Changes May Improve Voting Wait Times in Licking County, OH

Return to Election Data Dispatches.

Election officials in Licking County, OH, are reducing the number of precincts and polling places for the November 2013 general election and will use the savings to fund technology upgrades, which they hope will reduce voters’ wait times.

The Board of Elections plans to reduce the number of precincts in the county from 125 to 95, consolidating 47 polling locations into 25. The estimated savings are about $20,000—$15,000 in reduced poll worker costs and $5,000 for costs to deliver voting equipment.

According to election officials, these savings will help pay for new bar code readers and printers for electronic poll books, which are intended, in part, to reduce check-in time at polling places. In November 2012, some Licking County voters waited three hours at the polls.

More wait-time data are coming soon from Pew’s election initiatives team.

Follow us on Twitter using #electiondata and get the latest data dispatches, research, and news by subscribing today.

Spotlight on Mental Health

Composite image of modern city network communication concept

Learn the Basics of Broadband from Our Limited Series

Sign up for our four-week email course on Broadband Basics

Quick View

How does broadband internet reach our homes, phones, and tablets? What kind of infrastructure connects us all together? What are the major barriers to broadband access for American communities?

Pills illustration
Pills illustration

What Is Antibiotic Resistance—and How Can We Fight It?

Sign up for our four-week email series The Race Against Resistance.

Quick View

Antibiotic-resistant bacteria, also known as “superbugs,” are a major threat to modern medicine. But how does resistance work, and what can we do to slow the spread? Read personal stories, expert accounts, and more for the answers to those questions in our four-week email series: Slowing Superbugs.

Explore Pew’s new and improved
Fiscal 50 interactive

Your state's stats are more accessible than ever with our new and improved Fiscal 50 interactive:

  • Maps, trends, and customizable charts
  • 50-state rankings
  • Analysis of what it all means
  • Shareable graphics and downloadable data
  • Proven fiscal policy strategies


Welcome to the new Fiscal 50

Key changes include:

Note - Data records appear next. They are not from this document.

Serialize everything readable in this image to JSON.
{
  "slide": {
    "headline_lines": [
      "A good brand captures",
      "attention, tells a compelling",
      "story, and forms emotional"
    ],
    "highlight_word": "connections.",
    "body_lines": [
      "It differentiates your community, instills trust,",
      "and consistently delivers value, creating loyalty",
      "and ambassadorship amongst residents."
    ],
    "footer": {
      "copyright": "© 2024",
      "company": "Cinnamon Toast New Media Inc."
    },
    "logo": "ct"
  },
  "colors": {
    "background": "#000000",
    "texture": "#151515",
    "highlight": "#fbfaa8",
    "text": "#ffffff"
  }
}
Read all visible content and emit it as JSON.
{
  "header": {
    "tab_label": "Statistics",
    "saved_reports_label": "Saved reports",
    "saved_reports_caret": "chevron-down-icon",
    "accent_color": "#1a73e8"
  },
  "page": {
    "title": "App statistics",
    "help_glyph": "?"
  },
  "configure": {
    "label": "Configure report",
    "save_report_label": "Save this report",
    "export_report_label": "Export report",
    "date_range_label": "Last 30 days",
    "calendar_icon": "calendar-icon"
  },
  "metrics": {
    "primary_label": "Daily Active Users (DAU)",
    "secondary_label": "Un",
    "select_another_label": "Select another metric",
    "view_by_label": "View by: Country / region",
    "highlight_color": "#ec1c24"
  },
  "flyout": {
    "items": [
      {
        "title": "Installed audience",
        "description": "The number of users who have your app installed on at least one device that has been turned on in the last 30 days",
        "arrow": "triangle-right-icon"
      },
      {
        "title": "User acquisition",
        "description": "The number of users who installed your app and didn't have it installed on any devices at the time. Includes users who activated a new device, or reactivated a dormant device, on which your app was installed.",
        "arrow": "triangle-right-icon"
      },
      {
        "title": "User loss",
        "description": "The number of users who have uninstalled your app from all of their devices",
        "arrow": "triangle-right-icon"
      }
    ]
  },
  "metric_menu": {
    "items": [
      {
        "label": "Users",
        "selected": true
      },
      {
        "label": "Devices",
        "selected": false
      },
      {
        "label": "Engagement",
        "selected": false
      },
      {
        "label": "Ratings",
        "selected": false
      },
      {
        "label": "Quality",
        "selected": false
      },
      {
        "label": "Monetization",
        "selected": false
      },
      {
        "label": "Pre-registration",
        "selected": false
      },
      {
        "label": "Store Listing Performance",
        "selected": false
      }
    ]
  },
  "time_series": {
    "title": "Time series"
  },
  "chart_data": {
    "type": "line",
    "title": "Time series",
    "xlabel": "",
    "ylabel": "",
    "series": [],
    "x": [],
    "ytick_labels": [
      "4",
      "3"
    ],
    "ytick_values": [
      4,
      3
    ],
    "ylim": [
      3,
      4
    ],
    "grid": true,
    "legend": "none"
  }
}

  • State pages that help you keep track of trends in your home state and provide national and regional context.
  • Interactive indicator pages with highly customizable and shareable data visualizations.
  • A Budget Threads feature that offers Pew’s read on the latest state fiscal news.

Learn more about the new and improved Fiscal 50.